Rewilding Your Lawn

Rewilding Your Lawn Can Attract Pollinators and Benefit the Environment—Here’s How to Do It

There’s a growing movement to ditch your lawn in favor of native plants that attract pollinators and other beneficial critters.

Johanna Silver


You may think of nature conservation as something that happens “out there” in national parks and preserves, not in your own backyard. But collectively, our lawns comprise more acreage than all of the national parks in the continental U.S., and much of it is an ecological dead zone, according to Doug Tallamy, Ph.D., an entomologist at the University of Delaware and author of Nature’s Best Hope: A New Approach to Conservation That Starts in Your Yard. He says the lack of native flora and heavy use of herbicides may be contributing to the declines in bird and insect populations, which could have a devastating impact on ecosystems and the food web. To reverse the damage, Tallamy wants us to turn our lawns into more hospitable habitats for wildlife, a process commonly referred to as rewilding. Here are his top tips for getting started.

  1. Shrink the lawn.

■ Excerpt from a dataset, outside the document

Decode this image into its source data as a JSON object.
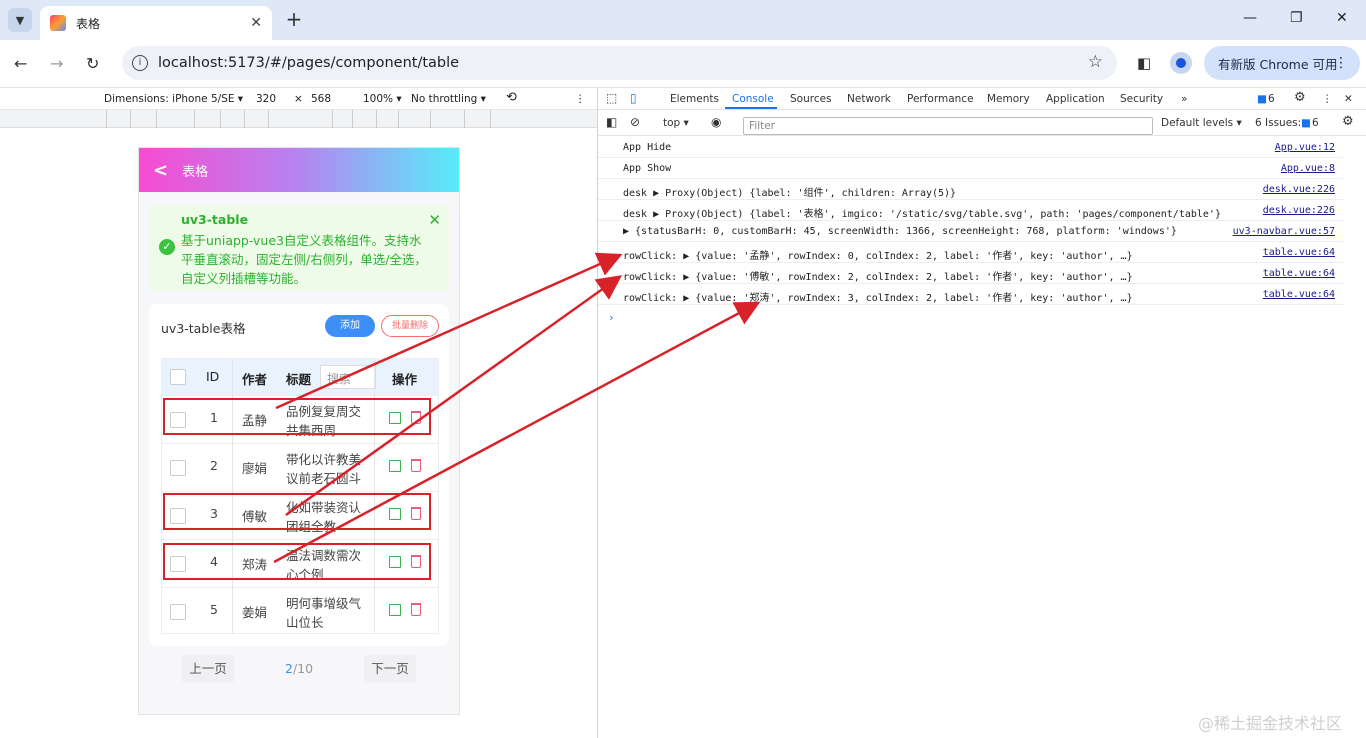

The first step to making your yard a better habitat for wildlife is to tear up some of that manicured grass. The fastest way is to physically remove the sod or till it up and let it compost in place. Many parts of the country are already encouraging lawn removal, so you may find more information with your local water district or agricultural extension. Or hire an ecological gardener in your region. “There’s an entire industry developing around this,” says Tallamy. Instead of a lawn, a lush yard that boasts native grasses and wildflowers requires little maintenance.

  1. Add native plants.

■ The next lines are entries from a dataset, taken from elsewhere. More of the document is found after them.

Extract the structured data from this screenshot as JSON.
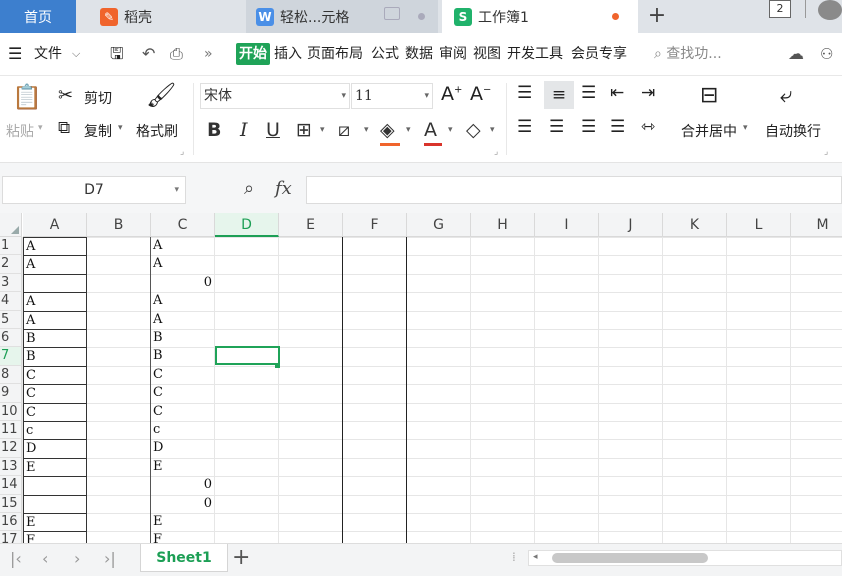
{
  "tabs": {
    "home": "首页",
    "daoke": "稻壳",
    "word_doc": "轻松...元格",
    "workbook": "工作簿1",
    "window_count": "2"
  },
  "menu": {
    "file": "文件",
    "items": [
      "开始",
      "插入",
      "页面布局",
      "公式",
      "数据",
      "审阅",
      "视图",
      "开发工具",
      "会员专享"
    ],
    "search_placeholder": "查找功..."
  },
  "ribbon": {
    "paste": "粘贴",
    "cut": "剪切",
    "copy": "复制",
    "format_painter": "格式刷",
    "font_name": "宋体",
    "font_size": "11",
    "merge_center": "合并居中",
    "wrap_text": "自动换行"
  },
  "formula_bar": {
    "cell_ref": "D7",
    "fx_label": "fx",
    "content": ""
  },
  "grid": {
    "columns": [
      "A",
      "B",
      "C",
      "D",
      "E",
      "F",
      "G",
      "H",
      "I",
      "J",
      "K",
      "L",
      "M"
    ],
    "selected_column": "D",
    "selected_row": 7,
    "rows": [
      {
        "n": "1",
        "a": "A",
        "c": "A",
        "c_num": ""
      },
      {
        "n": "2",
        "a": "A",
        "c": "A",
        "c_num": ""
      },
      {
        "n": "3",
        "a": "",
        "c": "",
        "c_num": "0"
      },
      {
        "n": "4",
        "a": "A",
        "c": "A",
        "c_num": ""
      },
      {
        "n": "5",
        "a": "A",
        "c": "A",
        "c_num": ""
      },
      {
        "n": "6",
        "a": "B",
        "c": "B",
        "c_num": ""
      },
      {
        "n": "7",
        "a": "B",
        "c": "B",
        "c_num": ""
      },
      {
        "n": "8",
        "a": "C",
        "c": "C",
        "c_num": ""
      },
      {
        "n": "9",
        "a": "C",
        "c": "C",
        "c_num": ""
      },
      {
        "n": "10",
        "a": "C",
        "c": "C",
        "c_num": ""
      },
      {
        "n": "11",
        "a": "c",
        "c": "c",
        "c_num": ""
      },
      {
        "n": "12",
        "a": "D",
        "c": "D",
        "c_num": ""
      },
      {
        "n": "13",
        "a": "E",
        "c": "E",
        "c_num": ""
      },
      {
        "n": "14",
        "a": "",
        "c": "",
        "c_num": "0"
      },
      {
        "n": "15",
        "a": "",
        "c": "",
        "c_num": "0"
      },
      {
        "n": "16",
        "a": "E",
        "c": "E",
        "c_num": ""
      },
      {
        "n": "17",
        "a": "F",
        "c": "F",
        "c_num": ""
      }
    ]
  },
  "sheets": {
    "active": "Sheet1"
  },
  "colors": {
    "accent": "#1fa358",
    "home_tab": "#3d7fce",
    "modified_dot": "#f0642c"
  }
}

They’re essential for supporting native wildlife. Plant and animal relationships are often incredibly specialized— for example, most birds feed their young certain caterpillars that only eat certain plants. “You take the plant away, and you lose the animal,” explains Tallamy. Trees in particular provide a lot of habitat. For instance, one native oak on Tallamy’s property in southeastern Pennsylvania supports 557 species of caterpillar. To find a list of plants native to your area, visit the Native Plant Finder and enter your ZIP code.

  1. Leave the leaves.

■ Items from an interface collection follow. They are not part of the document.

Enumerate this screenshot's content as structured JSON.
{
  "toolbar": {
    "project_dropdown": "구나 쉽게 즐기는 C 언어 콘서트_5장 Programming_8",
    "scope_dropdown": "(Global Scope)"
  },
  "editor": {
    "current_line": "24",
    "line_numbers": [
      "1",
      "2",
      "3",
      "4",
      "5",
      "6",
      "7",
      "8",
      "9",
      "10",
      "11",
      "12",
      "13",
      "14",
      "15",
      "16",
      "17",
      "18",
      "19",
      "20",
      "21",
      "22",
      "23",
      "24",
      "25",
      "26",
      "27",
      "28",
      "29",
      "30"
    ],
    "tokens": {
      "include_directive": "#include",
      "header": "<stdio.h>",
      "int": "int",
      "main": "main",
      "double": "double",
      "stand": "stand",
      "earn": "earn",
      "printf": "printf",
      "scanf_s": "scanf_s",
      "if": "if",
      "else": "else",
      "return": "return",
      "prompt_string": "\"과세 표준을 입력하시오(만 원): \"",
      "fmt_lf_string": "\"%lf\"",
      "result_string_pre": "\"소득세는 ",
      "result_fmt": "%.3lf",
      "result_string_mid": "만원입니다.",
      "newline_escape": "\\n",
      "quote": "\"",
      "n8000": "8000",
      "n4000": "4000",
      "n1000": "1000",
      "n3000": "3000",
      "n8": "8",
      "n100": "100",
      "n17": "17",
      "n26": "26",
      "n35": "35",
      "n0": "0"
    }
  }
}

Fallen leaves are part of the natural ecosystem— they’re next year’s fertilizer, says Tallamy, and an important habitat for many insects. He adds that the best thing to do is rake them up and put them on your flowerbeds as a natural mulch. Also, when safe, consider leaving dead branches on living trees, or even a dead standing or fallen tree in place. This can provide shelter for many birds, mammals, reptiles and amphibians.

  1. Get rid of intruders.

It’s also important to remove any invasive plants, which tend to spread rampantly, support less wildlife and outcompete native flora. Tallamy’s preferred approach for invasive removal is to hack the plant back to a stump and carefully paint the remaining base with herbicide. This way you target just one small area rather than applying the chemical more broadly.

  1. Turn off the lights.

Tallamy encourages shutting off exterior lights at night or adding a motion sensor so they only turn on when needed; they can be deadly to insects and blinding to many nocturnal animals. And replace regular white bulbs with yellow LEDs, which are far less attractive to insects (and more energy-efficient too).